This is telling us that the average value of the MATLAB PSD, which is the variance, is close to unity. More on calculation variance from the PSD later. Now lets consider filtering the Gaussian noise. First design a high order butterworth filter, that cuts off at half the nyquist frequency (500 Hz) [b,a]=butter(40,0.5); % n = 40th order, fc = 0.5fnyquist

Now plot the frequency response, normalized to the nyquist frequency (this just makes the maximum frequency be 1) freqz(b,a) % plot the frequency and phase response

Now produce new noise samples y1(t) and y2(t) by filtering x1(t) and x2(t). y1=filter(b,a,x1); y2=filter(b,a,x2); Y1=fftshift(fft(y1)); Y2=fftshift(fft(y2)); % % % % filter x1 filter x2 calculate frequency response of y1 calculate frequency response of y2

We see that the time series is smoother (it has been filtered), but the FFT remains random. variance of the filtered noise is reduced to roughly 0.5 var(y1) var(y2) % = 0.4895 % = 0.4956

The

Taking the PSD of the filtered noise Sy1=psd(y1,1024,1000); Sy2=psd(y2,1024,1000); Produces % PSD of y1 % PSD of y2

Basically what we have done here is filtered white noise. The PSD of the filtered noise takes on the shape of the filter frequency response, and is the same (within experimental variation) for each independent noise signal.

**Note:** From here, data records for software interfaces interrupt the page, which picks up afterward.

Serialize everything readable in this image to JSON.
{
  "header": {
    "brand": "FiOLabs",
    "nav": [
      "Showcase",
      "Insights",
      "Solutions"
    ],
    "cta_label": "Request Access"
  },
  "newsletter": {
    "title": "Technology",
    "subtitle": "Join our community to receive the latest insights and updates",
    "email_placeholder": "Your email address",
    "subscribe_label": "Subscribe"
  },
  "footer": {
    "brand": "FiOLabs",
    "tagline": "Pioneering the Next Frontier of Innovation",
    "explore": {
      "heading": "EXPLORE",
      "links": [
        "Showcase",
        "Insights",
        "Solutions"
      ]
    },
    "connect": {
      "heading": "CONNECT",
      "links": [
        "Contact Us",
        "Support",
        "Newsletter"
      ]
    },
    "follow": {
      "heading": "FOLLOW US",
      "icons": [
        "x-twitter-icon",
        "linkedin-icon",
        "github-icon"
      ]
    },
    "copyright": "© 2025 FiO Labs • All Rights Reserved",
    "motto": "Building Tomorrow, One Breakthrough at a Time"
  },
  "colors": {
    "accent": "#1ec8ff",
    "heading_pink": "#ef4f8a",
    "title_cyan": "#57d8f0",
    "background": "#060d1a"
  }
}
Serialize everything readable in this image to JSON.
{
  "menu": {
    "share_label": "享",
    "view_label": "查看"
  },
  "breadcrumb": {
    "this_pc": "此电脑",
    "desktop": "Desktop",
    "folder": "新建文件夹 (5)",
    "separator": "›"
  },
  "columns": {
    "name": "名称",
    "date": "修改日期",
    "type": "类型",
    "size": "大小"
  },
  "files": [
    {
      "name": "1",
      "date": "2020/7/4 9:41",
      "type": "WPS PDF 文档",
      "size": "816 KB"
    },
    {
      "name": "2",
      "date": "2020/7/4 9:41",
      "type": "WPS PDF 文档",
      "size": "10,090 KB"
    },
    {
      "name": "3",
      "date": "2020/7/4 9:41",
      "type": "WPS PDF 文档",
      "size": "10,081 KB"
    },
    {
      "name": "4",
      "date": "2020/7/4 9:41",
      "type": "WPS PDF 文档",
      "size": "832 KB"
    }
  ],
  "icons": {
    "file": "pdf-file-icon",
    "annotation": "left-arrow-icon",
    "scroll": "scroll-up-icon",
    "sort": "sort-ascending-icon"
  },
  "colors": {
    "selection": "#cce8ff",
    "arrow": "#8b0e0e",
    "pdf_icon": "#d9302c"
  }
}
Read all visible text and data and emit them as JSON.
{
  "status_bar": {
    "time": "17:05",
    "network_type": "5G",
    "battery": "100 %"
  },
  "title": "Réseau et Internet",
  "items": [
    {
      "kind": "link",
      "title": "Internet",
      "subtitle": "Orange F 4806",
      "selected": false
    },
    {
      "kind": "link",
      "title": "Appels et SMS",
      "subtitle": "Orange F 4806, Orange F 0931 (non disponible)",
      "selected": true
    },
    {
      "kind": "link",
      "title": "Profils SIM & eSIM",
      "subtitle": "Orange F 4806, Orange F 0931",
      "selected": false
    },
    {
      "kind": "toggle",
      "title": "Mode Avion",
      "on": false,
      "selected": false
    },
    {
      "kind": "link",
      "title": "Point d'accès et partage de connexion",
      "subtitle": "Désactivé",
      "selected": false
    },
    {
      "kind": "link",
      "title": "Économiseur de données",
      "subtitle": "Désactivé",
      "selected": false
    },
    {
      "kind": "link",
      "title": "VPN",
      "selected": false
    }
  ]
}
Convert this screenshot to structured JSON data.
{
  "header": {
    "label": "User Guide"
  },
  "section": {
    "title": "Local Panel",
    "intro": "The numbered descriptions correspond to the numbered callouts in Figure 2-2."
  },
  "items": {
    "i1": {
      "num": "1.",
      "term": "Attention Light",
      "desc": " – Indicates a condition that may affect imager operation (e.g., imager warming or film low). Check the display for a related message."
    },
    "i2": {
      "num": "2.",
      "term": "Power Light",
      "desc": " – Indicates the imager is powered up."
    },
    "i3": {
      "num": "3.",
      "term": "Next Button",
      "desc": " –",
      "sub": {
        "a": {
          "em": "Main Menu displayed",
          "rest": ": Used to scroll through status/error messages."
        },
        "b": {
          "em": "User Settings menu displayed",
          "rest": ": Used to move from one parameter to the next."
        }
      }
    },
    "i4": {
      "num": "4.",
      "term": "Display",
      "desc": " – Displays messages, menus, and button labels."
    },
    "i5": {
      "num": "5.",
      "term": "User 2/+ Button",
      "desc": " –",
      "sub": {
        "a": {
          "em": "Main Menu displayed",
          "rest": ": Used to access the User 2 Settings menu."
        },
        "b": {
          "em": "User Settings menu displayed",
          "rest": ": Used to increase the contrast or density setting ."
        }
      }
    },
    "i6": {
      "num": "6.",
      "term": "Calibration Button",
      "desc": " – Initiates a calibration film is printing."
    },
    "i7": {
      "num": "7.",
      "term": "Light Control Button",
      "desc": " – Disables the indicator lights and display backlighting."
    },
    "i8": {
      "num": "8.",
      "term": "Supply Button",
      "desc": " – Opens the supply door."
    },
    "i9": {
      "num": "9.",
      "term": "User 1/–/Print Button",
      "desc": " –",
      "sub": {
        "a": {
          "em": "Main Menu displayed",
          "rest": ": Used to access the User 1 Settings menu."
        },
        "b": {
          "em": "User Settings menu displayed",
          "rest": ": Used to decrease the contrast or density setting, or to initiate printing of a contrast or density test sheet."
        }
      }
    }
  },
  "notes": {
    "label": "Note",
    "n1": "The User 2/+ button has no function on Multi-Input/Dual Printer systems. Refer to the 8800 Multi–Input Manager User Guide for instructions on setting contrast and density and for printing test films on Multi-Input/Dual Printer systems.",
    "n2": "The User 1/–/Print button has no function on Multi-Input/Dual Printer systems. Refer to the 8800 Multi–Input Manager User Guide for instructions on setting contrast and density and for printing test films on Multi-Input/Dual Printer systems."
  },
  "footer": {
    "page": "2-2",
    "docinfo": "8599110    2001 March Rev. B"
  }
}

Calculating the variance of the filtered noise results in mean(Sy1) mean(Sy2) % = 0.4851 % = 0.4910

The means are both close to 0.5. Not surprisingly, cutting out half the noise with a steep high order butterworth filter has reduced the total variance by approximately 0.5. The variance for a flat PSD with amplitude Sx (W/Hz) and total positive and negative frequency extent f is found by (x)2 = Sxf. In MATLABs calculation of PSD, f is normalized to 1, so (x)2 = Sx = 1. For the filtered signal, Sy is 1 for half of f and 0 for the other half of f, so (y)2 = Sy/2 = 1/2. In general, when the PSD is not simple shaped as in the above examples, you will need to integrate the PSD in order to find the variance. In MATLAB, this is equivalent to simply finding the mean of the PSD.